WHAT YOU HAVE TO DO: Nothing but a number should be given: how many lines of the records include "time"?

EXTRACTED RECORDS:

========

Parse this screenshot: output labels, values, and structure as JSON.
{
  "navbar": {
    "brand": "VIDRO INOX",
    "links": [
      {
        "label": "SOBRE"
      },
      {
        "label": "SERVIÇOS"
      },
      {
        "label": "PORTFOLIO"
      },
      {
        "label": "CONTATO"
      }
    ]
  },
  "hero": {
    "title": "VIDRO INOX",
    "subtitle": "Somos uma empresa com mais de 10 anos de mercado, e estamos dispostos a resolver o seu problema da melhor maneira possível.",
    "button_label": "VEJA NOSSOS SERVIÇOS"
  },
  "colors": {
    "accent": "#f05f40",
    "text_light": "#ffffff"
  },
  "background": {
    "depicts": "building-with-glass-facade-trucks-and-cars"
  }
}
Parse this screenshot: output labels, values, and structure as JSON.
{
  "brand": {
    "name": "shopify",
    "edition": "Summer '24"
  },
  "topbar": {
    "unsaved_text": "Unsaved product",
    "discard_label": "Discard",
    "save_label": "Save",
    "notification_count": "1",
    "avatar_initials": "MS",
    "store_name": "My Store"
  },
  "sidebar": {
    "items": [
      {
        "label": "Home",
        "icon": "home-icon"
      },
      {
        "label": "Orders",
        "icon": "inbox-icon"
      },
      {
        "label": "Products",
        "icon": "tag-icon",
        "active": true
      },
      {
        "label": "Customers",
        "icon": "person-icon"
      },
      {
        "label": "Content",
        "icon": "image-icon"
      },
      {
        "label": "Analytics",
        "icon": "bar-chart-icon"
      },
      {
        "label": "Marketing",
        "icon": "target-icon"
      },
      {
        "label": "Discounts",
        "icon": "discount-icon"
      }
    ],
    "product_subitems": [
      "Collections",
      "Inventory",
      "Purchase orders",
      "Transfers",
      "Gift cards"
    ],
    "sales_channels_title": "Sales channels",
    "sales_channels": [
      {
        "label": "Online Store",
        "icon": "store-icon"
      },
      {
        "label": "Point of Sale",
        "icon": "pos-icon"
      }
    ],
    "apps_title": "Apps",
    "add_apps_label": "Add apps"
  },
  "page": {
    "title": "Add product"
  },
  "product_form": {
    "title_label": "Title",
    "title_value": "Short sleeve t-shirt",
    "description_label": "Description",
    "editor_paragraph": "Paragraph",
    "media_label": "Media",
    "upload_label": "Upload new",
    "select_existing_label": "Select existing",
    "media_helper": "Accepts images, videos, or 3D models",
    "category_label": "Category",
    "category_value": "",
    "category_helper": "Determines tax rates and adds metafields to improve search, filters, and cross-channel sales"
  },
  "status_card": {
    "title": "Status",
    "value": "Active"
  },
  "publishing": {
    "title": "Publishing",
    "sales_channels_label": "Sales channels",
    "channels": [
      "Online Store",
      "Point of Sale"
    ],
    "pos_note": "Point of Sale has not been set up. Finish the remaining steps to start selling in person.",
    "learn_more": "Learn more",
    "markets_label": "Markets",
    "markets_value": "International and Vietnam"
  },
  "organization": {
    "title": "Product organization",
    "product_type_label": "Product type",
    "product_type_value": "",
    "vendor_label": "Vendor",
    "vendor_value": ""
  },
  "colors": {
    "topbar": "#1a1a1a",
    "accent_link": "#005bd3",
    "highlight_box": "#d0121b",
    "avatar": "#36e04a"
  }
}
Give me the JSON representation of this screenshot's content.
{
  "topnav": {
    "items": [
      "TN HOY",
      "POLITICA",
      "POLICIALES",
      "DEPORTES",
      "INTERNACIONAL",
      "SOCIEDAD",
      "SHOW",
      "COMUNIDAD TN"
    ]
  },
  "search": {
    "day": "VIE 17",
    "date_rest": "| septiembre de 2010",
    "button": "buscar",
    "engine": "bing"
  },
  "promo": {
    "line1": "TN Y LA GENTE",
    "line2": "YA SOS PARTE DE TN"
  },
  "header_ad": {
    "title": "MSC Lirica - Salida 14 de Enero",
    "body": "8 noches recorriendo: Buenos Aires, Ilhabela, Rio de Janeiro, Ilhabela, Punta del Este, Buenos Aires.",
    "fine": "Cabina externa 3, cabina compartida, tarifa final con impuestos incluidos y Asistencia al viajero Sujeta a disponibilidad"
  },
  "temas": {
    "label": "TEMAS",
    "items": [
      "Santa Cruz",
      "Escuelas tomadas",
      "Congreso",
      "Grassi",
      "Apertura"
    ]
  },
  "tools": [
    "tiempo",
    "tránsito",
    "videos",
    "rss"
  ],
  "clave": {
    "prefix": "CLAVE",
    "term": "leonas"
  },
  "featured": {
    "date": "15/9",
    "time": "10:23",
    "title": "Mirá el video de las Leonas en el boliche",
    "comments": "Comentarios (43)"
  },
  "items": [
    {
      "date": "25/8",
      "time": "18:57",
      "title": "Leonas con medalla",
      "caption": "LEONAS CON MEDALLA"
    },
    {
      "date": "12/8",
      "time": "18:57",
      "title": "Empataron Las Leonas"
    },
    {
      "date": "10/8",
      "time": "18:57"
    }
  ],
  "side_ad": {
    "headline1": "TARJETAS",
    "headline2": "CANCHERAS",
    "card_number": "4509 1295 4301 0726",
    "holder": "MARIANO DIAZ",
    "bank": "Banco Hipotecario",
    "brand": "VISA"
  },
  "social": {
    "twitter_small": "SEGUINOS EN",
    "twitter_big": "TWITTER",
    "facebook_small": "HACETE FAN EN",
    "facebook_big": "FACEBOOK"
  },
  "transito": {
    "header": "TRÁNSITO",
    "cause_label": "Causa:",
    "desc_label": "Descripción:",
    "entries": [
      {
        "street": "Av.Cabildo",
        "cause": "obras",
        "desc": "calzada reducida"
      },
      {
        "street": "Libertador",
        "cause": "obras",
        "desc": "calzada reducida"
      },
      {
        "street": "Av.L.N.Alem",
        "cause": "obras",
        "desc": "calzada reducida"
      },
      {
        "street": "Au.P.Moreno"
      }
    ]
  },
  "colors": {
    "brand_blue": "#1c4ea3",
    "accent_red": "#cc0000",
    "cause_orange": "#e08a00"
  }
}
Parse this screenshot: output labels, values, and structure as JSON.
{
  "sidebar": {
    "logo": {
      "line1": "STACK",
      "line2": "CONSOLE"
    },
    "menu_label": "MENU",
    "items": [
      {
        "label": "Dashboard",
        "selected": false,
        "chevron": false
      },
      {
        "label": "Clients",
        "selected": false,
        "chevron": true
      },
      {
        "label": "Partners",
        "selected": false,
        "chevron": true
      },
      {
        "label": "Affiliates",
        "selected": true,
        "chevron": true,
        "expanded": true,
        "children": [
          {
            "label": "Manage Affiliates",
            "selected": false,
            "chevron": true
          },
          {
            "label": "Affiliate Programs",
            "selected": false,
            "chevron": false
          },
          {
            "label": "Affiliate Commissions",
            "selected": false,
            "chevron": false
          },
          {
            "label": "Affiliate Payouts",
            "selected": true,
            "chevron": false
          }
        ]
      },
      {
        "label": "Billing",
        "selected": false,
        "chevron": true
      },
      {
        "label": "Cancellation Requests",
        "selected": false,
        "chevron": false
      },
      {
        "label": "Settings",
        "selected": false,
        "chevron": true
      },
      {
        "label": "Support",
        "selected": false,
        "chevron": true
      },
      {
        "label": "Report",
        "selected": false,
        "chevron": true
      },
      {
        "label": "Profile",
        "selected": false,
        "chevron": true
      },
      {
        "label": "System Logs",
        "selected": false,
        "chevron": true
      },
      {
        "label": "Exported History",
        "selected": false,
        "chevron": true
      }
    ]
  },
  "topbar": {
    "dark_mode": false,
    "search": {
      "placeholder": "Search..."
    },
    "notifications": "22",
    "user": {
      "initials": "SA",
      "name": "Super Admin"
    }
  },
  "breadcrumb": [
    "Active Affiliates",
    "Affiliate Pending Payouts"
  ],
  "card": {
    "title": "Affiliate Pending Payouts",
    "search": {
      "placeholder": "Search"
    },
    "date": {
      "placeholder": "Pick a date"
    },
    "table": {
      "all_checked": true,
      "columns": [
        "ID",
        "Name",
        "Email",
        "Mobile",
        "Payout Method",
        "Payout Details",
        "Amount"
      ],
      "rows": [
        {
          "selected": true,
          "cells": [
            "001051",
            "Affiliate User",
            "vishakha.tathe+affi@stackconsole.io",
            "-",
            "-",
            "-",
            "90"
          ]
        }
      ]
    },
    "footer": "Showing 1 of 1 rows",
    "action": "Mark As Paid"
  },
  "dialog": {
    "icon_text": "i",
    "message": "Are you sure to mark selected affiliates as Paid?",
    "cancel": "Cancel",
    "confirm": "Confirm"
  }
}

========

OUTPUT FOR THIS TASK: 4